- Median salary: $50,0001
12. Nutrition writer
As a nutrition writer, you could channel your food and diet expertise into e-books, newspaper columns, magazine articles, or web content. Possible topics include anything from trends in healthy eating to the latest research on specific vitamins or nutrients. Most of this work is freelance. Formal training in nutrition will give you more credibility; courses in journalism or communication will also help.
- Median salary: $39,555 for freelance writers1
13. Nutrition educator
Nutrition educators develop programs to promote healthy food choices and habits. They often work for government agencies that serve new mothers or low-income groups. They might offer information about basic nutrition along with tips on budgeting and food safety. They might also be responsible for screening candidates for food assistance services and helping applicants with paperwork.
- Median salary: $37,3601
14. Nutrition assistant
In a hospital, nursing home, or other clinical care setting, nutrition assistants typically help prepare food, distribute meals, and ensure that patients get the proper nourishment. They talk to patients about food preferences, record how much each patient ate, and report any dietary issues to the supervising nutritionist or dietitian.
- Median salary: $27,2501
Take Aim at Your Ambitions
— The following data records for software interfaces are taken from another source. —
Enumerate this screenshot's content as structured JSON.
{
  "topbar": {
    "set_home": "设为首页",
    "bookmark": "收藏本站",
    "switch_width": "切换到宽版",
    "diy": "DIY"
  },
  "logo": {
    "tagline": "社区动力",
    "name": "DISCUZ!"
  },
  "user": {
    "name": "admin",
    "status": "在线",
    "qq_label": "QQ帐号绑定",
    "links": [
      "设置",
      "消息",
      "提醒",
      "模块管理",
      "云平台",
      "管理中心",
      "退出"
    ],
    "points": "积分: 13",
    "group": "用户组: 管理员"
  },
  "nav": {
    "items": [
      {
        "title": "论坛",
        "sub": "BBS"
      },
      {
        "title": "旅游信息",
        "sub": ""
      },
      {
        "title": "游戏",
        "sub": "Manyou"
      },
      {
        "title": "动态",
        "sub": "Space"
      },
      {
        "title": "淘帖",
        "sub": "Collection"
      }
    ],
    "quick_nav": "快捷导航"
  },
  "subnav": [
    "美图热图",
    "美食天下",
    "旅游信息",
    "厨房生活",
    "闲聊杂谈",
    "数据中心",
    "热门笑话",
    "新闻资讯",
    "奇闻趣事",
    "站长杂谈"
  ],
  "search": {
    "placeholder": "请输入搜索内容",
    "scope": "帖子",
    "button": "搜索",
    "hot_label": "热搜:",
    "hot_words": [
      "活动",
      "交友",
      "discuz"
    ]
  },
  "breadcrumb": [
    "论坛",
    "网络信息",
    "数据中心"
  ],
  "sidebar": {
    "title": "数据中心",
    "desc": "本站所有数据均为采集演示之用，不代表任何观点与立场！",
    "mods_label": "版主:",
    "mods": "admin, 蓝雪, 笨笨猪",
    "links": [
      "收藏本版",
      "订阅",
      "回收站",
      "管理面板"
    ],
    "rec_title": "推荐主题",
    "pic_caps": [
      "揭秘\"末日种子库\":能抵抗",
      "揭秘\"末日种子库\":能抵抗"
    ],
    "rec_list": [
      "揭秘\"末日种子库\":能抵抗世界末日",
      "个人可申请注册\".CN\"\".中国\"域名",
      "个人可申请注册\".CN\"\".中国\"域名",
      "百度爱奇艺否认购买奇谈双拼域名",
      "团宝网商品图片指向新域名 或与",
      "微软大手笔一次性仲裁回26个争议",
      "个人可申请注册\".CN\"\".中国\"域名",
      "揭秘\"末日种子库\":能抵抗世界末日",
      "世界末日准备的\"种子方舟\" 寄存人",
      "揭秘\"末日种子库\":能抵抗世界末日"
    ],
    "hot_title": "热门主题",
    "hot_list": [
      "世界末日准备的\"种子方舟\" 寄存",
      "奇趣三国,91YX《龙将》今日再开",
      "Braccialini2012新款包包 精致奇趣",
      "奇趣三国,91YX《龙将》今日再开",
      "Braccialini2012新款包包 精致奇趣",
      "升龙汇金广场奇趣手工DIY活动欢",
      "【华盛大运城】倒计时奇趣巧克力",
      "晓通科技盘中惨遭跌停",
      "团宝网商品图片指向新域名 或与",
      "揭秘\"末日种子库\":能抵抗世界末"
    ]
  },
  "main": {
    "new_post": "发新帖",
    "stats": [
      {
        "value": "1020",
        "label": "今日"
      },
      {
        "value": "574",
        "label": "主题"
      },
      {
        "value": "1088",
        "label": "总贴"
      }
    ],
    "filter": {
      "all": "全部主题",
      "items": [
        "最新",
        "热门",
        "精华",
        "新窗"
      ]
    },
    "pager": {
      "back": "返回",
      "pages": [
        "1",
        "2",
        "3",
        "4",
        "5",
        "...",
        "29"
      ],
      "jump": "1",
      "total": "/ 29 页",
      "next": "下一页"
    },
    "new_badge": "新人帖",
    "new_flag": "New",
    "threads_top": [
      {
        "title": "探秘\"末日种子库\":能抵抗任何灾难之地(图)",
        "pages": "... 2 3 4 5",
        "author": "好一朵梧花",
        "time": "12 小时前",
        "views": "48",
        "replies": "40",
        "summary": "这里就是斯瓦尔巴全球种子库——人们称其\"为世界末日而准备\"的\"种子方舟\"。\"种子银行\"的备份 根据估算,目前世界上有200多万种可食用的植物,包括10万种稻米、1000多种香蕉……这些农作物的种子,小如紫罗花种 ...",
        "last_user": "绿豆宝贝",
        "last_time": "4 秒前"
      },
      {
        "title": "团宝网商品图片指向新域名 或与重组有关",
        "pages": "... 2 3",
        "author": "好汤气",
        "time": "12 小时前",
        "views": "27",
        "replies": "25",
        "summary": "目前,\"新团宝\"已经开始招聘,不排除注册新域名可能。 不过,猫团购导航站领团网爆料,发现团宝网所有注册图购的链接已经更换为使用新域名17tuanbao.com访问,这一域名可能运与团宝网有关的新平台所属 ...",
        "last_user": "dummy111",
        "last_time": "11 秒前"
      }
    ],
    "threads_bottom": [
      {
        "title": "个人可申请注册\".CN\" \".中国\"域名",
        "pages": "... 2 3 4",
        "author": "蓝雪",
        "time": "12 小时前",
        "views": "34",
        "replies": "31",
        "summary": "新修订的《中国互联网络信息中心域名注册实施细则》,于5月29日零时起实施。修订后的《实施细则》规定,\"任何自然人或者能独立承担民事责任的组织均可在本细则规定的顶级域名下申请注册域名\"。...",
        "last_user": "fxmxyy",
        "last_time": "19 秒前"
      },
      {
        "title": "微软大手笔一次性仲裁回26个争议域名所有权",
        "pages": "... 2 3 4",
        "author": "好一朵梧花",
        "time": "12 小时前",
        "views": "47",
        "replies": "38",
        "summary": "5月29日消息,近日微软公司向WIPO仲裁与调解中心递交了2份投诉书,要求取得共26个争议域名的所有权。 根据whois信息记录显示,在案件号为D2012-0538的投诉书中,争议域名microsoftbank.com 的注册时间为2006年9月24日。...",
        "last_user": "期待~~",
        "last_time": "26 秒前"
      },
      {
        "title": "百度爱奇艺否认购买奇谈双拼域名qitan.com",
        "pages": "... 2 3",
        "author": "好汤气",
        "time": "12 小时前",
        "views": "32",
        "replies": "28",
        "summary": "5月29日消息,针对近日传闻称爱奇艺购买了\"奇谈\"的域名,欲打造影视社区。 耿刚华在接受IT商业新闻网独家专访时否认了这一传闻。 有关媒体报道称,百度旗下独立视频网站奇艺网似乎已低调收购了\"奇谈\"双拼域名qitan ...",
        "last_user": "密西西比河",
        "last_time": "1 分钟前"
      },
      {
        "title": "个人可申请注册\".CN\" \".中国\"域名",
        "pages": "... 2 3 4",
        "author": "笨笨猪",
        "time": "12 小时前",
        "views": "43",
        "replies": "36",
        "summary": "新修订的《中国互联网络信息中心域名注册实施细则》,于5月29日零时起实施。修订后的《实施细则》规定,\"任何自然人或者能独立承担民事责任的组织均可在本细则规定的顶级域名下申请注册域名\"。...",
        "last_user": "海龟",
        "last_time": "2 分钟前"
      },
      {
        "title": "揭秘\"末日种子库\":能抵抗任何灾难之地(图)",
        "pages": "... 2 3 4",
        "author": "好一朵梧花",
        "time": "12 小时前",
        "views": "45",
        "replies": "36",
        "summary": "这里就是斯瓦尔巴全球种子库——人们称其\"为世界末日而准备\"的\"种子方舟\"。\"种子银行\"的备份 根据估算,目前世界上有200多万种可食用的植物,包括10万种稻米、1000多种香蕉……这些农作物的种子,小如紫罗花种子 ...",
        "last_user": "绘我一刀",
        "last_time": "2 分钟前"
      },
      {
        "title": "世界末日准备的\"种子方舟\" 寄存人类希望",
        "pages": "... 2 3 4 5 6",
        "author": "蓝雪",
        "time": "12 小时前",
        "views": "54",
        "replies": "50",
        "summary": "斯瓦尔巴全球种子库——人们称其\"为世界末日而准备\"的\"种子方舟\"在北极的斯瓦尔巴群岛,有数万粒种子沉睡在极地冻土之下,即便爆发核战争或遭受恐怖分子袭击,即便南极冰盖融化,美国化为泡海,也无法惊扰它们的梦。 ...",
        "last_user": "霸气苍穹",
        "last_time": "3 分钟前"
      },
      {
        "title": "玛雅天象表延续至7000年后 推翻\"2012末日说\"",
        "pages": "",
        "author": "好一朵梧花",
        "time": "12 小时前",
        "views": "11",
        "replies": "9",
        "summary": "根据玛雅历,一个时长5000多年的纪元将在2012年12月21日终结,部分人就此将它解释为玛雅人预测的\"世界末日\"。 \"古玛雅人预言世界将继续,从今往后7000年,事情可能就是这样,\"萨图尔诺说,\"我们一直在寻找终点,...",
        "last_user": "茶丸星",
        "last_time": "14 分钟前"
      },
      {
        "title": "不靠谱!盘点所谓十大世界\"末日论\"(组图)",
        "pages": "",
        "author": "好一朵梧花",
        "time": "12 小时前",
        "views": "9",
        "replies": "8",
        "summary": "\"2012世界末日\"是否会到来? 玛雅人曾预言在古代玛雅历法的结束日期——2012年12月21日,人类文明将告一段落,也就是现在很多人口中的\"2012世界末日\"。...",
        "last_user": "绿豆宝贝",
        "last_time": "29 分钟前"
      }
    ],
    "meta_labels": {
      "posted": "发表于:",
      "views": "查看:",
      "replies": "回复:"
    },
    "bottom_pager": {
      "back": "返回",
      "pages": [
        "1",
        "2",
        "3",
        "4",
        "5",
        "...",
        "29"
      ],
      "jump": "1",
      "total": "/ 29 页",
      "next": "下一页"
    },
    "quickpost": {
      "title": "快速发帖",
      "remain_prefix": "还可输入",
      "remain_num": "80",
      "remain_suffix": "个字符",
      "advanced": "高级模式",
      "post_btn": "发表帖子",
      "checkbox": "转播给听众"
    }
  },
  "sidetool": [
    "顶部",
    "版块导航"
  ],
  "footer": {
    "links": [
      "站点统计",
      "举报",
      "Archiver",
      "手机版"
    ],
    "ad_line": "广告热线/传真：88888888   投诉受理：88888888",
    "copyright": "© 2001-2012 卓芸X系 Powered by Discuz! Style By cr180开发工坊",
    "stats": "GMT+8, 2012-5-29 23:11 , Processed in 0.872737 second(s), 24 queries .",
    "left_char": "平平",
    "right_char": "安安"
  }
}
Nutrition jobs exist in a variety of great sectors. Do you have the skills you need to create the future you want? Vocational colleges and trade schools offer job-driven training that can prepare you to take advantage of many nutrition-related opportunities. Just enter your zip code into the search tool below to discover convenient training options in your area!